YOUR TASK: Show only those lines of the entries where the string "RHSBL" is found.

TASK INPUT:
────────────────────────────────────────

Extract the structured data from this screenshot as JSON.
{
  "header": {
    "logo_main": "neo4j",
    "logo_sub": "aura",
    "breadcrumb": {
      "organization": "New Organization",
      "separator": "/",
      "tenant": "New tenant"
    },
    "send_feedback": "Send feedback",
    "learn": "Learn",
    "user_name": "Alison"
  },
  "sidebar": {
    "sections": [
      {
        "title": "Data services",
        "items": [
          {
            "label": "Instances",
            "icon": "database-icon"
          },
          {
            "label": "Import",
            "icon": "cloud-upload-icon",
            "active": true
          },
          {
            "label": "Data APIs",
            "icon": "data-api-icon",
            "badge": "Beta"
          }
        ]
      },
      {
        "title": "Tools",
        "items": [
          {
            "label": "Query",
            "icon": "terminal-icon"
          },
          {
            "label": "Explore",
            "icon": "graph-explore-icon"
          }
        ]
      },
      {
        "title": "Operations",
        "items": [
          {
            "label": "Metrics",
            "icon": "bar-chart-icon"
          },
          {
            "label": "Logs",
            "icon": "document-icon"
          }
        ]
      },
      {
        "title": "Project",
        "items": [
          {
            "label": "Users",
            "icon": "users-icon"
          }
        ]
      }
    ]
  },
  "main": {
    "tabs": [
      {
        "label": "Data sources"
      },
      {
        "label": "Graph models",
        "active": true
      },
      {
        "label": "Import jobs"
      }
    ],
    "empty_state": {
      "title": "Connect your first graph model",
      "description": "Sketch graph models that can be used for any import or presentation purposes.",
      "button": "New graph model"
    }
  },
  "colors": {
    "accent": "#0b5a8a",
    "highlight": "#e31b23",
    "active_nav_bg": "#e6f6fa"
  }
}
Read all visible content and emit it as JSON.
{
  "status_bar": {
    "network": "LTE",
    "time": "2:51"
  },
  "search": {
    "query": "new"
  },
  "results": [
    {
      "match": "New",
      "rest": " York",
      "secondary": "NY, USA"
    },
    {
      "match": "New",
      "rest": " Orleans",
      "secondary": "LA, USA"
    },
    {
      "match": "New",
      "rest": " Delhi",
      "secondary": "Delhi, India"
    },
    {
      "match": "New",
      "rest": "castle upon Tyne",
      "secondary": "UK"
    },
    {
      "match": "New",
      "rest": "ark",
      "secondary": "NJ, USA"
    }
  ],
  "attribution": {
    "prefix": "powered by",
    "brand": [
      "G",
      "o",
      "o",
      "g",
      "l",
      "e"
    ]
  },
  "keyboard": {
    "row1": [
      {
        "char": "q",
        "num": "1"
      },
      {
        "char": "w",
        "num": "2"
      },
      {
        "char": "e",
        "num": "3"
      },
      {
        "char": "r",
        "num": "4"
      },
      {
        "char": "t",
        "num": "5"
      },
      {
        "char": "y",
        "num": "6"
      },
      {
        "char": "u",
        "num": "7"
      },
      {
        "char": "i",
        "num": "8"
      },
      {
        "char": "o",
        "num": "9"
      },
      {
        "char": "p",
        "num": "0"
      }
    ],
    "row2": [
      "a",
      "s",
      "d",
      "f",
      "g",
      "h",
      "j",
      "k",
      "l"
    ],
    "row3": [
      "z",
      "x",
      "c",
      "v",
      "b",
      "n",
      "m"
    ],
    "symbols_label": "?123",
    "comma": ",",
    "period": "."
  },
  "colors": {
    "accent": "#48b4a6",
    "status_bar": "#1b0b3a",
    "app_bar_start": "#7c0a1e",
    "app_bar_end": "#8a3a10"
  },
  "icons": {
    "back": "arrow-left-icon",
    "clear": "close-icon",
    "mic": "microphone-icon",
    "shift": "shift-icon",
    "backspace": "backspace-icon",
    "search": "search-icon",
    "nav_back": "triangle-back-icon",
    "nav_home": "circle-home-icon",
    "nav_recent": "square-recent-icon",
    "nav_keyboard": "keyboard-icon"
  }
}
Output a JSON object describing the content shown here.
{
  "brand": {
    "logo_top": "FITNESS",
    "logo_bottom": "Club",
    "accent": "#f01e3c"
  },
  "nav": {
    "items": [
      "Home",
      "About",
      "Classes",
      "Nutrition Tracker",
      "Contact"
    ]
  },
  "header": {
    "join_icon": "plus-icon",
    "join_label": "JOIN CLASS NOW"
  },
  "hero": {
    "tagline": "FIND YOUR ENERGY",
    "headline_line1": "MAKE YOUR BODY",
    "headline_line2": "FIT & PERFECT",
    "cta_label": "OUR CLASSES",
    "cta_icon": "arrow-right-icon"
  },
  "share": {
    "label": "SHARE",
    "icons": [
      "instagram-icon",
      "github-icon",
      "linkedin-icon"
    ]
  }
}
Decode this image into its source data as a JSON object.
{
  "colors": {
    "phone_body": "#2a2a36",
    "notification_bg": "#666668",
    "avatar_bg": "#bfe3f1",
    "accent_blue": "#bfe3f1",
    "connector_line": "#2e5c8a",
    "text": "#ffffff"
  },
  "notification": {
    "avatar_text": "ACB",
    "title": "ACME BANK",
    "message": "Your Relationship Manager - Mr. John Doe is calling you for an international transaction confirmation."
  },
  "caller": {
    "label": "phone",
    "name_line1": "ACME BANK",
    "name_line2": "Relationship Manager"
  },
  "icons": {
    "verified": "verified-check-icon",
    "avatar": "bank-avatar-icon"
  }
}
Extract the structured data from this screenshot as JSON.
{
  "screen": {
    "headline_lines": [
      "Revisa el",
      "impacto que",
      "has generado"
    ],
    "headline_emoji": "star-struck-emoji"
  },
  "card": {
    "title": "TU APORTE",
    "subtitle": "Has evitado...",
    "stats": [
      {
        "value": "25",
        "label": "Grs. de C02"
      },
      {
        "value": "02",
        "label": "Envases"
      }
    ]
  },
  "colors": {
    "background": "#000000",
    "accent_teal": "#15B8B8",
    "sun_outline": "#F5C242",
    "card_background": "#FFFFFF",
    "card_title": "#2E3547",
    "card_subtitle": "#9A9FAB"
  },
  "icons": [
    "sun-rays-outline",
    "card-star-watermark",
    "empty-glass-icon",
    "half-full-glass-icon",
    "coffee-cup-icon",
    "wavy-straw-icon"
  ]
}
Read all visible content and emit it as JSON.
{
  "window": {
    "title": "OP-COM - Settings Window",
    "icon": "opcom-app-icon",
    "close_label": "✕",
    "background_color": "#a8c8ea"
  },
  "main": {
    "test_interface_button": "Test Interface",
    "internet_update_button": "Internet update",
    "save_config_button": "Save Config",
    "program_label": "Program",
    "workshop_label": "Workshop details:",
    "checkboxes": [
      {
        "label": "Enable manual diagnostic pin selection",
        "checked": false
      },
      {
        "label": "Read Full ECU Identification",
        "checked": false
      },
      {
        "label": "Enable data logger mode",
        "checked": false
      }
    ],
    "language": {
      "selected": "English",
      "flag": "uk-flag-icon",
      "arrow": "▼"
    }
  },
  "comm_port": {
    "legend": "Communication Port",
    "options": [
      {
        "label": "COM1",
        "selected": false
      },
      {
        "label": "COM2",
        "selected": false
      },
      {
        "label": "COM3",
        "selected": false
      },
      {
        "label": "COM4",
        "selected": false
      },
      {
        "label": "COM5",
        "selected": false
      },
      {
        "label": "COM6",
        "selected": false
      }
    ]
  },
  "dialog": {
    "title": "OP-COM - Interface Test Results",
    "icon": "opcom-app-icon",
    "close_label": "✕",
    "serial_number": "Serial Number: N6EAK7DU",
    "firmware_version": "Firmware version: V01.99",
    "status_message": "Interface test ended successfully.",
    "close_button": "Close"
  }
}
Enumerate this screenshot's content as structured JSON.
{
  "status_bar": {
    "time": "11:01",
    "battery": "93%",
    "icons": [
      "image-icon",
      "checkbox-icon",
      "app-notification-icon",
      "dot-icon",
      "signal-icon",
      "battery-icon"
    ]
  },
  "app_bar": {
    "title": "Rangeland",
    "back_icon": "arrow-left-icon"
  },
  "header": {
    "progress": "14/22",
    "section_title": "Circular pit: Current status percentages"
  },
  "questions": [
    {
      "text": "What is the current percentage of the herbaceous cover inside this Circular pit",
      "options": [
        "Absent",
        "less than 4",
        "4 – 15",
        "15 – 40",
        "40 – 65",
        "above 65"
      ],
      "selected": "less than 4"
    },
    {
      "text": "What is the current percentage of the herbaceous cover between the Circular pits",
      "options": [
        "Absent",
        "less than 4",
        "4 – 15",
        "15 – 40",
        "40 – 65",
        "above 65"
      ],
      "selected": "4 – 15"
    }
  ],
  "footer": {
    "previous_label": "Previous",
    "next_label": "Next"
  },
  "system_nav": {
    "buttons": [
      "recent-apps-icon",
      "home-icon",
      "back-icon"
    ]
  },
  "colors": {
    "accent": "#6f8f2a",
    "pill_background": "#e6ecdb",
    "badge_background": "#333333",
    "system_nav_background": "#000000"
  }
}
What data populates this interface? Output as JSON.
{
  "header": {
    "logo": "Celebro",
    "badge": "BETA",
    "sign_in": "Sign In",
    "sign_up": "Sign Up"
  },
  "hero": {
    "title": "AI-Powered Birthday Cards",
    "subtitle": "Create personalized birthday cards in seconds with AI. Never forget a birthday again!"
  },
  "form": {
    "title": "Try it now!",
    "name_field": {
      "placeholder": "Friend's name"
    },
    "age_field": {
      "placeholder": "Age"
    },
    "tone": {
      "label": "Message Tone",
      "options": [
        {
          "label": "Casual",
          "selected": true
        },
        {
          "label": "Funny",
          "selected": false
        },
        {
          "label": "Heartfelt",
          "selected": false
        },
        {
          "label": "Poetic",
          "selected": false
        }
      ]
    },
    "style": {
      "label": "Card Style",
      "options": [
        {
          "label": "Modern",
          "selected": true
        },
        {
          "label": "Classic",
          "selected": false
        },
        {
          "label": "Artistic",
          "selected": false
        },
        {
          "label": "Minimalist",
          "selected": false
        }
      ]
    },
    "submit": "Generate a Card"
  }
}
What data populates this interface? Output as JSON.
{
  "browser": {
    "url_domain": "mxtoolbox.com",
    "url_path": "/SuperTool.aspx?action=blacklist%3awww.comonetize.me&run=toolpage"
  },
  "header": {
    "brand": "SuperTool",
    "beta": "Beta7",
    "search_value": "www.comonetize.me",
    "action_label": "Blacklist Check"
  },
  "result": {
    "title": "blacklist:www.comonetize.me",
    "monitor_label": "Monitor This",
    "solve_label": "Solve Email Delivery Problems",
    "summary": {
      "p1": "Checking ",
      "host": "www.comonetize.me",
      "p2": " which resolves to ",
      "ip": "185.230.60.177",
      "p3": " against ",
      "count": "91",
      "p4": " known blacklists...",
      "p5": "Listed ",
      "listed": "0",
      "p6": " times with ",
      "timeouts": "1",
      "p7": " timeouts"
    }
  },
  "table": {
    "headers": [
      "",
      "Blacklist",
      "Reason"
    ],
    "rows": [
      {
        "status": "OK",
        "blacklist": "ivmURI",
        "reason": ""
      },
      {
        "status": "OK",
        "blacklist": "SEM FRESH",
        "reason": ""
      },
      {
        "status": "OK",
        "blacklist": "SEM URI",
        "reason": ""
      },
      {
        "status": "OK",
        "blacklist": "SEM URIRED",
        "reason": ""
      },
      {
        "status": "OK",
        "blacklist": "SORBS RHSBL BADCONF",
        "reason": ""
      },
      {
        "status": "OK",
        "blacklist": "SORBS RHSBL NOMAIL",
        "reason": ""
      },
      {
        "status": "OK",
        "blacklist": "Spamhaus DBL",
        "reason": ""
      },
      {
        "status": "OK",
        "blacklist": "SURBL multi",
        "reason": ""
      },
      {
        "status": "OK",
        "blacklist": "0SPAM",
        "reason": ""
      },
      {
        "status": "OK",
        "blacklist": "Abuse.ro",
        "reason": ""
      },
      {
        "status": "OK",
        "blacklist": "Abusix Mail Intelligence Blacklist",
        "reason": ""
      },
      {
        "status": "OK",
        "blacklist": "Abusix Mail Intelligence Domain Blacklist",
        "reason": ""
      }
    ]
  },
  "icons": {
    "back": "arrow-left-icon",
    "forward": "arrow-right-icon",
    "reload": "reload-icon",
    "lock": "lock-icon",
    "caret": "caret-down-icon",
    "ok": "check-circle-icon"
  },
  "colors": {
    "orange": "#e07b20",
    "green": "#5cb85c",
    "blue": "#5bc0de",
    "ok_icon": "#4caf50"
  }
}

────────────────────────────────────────

WRITTEN ANSWER:
        "blacklist": "SORBS RHSBL BADCONF",
        "blacklist": "SORBS RHSBL NOMAIL",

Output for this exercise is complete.